PROBLEM REQUIREMENTS
Among the entries below, count the lines that contain the word "pattern". Respond with the count only.

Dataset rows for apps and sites
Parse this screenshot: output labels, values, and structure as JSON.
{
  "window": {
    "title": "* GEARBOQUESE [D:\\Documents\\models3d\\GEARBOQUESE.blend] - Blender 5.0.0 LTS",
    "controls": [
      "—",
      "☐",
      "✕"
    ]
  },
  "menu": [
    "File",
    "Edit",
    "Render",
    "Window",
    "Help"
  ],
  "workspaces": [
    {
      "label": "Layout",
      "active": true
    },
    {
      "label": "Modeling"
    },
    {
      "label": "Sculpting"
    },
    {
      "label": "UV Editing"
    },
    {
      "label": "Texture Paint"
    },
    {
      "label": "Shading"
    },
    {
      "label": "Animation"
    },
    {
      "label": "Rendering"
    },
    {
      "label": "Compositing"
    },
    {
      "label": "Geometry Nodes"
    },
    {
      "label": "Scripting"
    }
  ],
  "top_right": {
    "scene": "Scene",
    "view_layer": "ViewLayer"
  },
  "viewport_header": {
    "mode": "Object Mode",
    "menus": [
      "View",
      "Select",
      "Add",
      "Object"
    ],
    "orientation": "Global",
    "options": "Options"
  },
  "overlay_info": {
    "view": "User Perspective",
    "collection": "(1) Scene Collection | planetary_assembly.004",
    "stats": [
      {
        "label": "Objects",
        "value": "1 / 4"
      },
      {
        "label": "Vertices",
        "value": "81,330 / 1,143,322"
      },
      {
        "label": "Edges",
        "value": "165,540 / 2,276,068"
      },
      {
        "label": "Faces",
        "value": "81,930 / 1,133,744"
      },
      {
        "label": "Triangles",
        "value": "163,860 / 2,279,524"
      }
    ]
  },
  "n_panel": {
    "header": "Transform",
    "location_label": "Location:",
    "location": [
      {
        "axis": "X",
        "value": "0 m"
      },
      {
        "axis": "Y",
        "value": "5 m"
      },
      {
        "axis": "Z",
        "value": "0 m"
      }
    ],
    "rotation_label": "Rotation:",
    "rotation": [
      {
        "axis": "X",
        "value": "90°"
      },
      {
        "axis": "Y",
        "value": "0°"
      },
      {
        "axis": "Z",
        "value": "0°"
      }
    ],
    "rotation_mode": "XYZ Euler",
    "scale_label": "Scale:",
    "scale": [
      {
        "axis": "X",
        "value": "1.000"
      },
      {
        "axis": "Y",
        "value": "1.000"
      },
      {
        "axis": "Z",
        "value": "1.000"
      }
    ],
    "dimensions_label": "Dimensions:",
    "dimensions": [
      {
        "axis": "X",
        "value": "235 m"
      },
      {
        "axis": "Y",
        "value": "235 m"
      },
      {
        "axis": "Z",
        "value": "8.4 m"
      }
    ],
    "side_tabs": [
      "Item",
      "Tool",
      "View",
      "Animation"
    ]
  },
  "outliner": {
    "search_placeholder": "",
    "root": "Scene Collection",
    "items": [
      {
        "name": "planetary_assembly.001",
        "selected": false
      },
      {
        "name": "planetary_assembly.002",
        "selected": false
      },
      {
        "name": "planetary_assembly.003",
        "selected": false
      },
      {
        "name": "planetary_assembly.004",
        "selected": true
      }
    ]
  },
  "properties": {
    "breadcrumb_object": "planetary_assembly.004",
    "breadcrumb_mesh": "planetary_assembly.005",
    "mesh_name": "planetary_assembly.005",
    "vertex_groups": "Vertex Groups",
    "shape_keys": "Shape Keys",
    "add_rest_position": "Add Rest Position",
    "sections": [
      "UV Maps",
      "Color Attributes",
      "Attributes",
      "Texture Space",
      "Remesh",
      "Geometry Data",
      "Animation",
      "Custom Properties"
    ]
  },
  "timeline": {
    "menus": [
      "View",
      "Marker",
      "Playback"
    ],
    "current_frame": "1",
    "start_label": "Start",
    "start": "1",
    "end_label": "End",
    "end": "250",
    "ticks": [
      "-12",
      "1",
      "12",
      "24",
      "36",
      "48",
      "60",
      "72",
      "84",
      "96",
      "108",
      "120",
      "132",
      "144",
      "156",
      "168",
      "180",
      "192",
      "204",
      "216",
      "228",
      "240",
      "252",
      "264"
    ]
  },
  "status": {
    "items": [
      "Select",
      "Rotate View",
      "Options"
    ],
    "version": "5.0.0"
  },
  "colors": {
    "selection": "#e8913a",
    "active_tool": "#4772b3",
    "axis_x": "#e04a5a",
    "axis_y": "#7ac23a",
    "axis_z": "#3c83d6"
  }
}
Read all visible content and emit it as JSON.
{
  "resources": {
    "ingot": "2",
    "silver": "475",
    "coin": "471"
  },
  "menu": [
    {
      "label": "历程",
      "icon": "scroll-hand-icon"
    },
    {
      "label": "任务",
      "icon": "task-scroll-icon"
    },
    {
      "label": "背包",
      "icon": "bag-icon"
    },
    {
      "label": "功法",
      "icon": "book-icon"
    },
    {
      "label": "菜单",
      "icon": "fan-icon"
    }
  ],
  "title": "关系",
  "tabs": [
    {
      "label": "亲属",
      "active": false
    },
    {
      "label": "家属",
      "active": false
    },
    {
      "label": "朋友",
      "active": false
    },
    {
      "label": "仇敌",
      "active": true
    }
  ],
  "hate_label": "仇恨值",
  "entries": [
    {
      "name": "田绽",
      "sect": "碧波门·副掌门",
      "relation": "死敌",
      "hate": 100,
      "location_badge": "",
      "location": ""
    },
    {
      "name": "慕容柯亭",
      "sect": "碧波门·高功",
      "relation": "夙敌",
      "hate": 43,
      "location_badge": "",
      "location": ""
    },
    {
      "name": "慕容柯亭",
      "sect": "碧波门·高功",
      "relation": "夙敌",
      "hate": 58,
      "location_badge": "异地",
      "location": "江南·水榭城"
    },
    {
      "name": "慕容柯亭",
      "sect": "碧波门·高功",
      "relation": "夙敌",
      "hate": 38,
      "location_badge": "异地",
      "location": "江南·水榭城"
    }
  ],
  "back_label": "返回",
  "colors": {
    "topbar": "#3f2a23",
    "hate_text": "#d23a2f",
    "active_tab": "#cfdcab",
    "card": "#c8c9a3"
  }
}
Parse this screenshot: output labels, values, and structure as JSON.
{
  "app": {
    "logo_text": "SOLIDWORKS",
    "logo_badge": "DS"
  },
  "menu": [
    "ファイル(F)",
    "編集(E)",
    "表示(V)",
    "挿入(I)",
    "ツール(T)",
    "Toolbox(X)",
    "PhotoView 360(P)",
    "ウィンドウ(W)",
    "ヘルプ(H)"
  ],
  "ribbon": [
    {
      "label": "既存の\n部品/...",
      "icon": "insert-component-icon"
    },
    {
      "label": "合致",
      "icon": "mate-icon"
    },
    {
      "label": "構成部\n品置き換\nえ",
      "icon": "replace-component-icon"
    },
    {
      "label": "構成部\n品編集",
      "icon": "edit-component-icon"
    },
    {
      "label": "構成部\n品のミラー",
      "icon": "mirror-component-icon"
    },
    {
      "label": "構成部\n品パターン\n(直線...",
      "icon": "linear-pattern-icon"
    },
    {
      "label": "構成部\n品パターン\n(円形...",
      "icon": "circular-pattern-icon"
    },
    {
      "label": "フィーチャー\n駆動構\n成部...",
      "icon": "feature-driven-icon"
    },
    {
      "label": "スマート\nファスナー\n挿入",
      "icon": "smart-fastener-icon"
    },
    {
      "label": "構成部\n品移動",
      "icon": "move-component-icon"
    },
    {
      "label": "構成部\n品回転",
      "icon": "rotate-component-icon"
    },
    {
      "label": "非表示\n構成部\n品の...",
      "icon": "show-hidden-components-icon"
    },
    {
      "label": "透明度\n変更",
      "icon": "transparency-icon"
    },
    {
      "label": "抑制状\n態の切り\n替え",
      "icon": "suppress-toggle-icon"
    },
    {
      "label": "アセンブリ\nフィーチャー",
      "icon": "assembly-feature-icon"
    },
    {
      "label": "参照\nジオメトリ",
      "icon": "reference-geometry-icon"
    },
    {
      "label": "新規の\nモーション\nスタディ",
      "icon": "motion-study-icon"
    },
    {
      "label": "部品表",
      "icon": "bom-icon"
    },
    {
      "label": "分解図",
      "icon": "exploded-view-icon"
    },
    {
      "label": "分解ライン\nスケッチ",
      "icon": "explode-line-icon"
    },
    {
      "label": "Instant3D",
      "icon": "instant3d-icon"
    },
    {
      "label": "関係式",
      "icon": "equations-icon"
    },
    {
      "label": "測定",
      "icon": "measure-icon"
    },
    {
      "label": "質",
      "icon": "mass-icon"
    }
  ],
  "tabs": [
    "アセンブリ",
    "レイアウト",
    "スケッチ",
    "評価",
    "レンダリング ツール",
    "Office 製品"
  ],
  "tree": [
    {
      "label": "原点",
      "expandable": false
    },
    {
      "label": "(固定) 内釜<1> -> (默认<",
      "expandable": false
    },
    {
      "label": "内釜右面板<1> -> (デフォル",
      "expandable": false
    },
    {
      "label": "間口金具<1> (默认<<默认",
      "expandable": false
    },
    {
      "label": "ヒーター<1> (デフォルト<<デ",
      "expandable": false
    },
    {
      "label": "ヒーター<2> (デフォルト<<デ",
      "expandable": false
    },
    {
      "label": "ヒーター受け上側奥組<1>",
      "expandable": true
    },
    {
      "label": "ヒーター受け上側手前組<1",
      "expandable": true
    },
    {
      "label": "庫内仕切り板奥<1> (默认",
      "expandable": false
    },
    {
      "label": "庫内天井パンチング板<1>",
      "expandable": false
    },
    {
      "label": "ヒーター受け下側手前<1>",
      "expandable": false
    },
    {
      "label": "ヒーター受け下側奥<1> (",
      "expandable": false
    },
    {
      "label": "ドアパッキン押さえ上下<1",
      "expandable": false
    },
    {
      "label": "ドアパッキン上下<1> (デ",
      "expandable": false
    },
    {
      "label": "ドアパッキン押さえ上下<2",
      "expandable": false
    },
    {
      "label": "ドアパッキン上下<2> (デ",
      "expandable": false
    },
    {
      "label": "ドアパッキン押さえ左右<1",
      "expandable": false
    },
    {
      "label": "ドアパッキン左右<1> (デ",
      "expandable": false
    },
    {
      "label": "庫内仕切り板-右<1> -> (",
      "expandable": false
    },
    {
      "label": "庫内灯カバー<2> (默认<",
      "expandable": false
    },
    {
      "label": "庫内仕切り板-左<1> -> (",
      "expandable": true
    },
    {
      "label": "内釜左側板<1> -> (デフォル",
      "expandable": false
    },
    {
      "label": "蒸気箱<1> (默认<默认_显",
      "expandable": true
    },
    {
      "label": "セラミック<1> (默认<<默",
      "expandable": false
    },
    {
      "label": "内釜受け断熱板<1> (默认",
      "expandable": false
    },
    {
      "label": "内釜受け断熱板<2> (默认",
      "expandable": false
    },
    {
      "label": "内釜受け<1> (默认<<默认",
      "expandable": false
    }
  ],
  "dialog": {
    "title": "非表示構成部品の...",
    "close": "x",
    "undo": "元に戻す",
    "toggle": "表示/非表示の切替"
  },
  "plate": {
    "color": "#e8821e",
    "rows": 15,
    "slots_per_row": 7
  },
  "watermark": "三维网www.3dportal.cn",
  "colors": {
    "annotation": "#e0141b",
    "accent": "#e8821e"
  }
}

ANSWER BELOW
2